** Opening LISTED ENTRIES block **
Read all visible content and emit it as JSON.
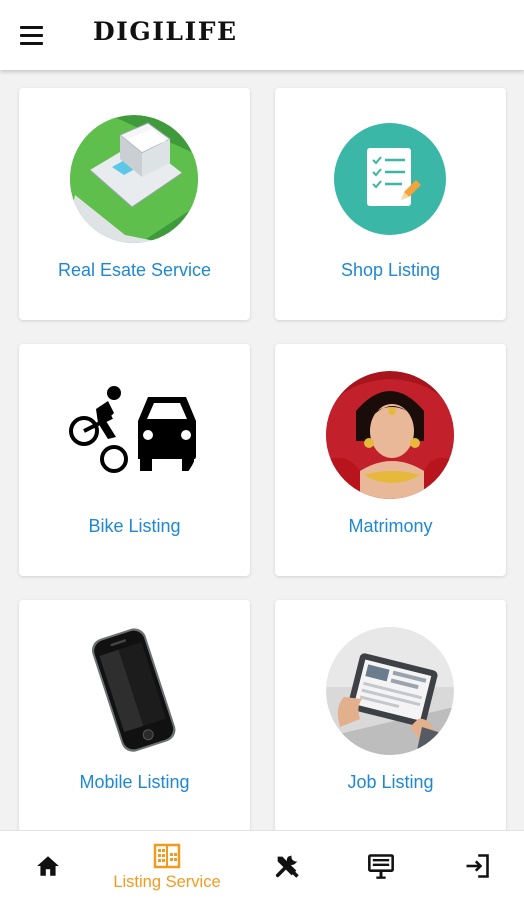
{
  "app": {
    "title": "DIGILIFE"
  },
  "header": {
    "menu_icon": "menu-icon"
  },
  "cards": [
    {
      "label": "Real Esate Service",
      "icon": "real-estate-image"
    },
    {
      "label": "Shop Listing",
      "icon": "shop-listing-icon"
    },
    {
      "label": "Bike Listing",
      "icon": "bike-car-icon"
    },
    {
      "label": "Matrimony",
      "icon": "bride-image"
    },
    {
      "label": "Mobile Listing",
      "icon": "mobile-phone-image"
    },
    {
      "label": "Job Listing",
      "icon": "job-tablet-image"
    }
  ],
  "bottom_nav": {
    "items": [
      {
        "icon": "home-icon",
        "label": ""
      },
      {
        "icon": "building-icon",
        "label": "Listing Service",
        "active": true
      },
      {
        "icon": "tools-icon",
        "label": ""
      },
      {
        "icon": "billboard-icon",
        "label": ""
      },
      {
        "icon": "logout-icon",
        "label": ""
      }
    ],
    "active_color": "#f39a1e"
  },
  "colors": {
    "label_blue": "#1e88d2",
    "accent_orange": "#f39a1e",
    "teal": "#3ab7a7"
  }
}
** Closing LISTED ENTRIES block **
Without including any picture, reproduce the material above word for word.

**OUTPUT OF THE TASK**
Read all visible content and emit it as JSON.
{
  "app": {
    "title": "DIGILIFE"
  },
  "header": {
    "menu_icon": "menu-icon"
  },
  "cards": [
    {
      "label": "Real Esate Service",
      "icon": "real-estate-image"
    },
    {
      "label": "Shop Listing",
      "icon": "shop-listing-icon"
    },
    {
      "label": "Bike Listing",
      "icon": "bike-car-icon"
    },
    {
      "label": "Matrimony",
      "icon": "bride-image"
    },
    {
      "label": "Mobile Listing",
      "icon": "mobile-phone-image"
    },
    {
      "label": "Job Listing",
      "icon": "job-tablet-image"
    }
  ],
  "bottom_nav": {
    "items": [
      {
        "icon": "home-icon",
        "label": ""
      },
      {
        "icon": "building-icon",
        "label": "Listing Service",
        "active": true
      },
      {
        "icon": "tools-icon",
        "label": ""
      },
      {
        "icon": "billboard-icon",
        "label": ""
      },
      {
        "icon": "logout-icon",
        "label": ""
      }
    ],
    "active_color": "#f39a1e"
  },
  "colors": {
    "label_blue": "#1e88d2",
    "accent_orange": "#f39a1e",
    "teal": "#3ab7a7"
  }
}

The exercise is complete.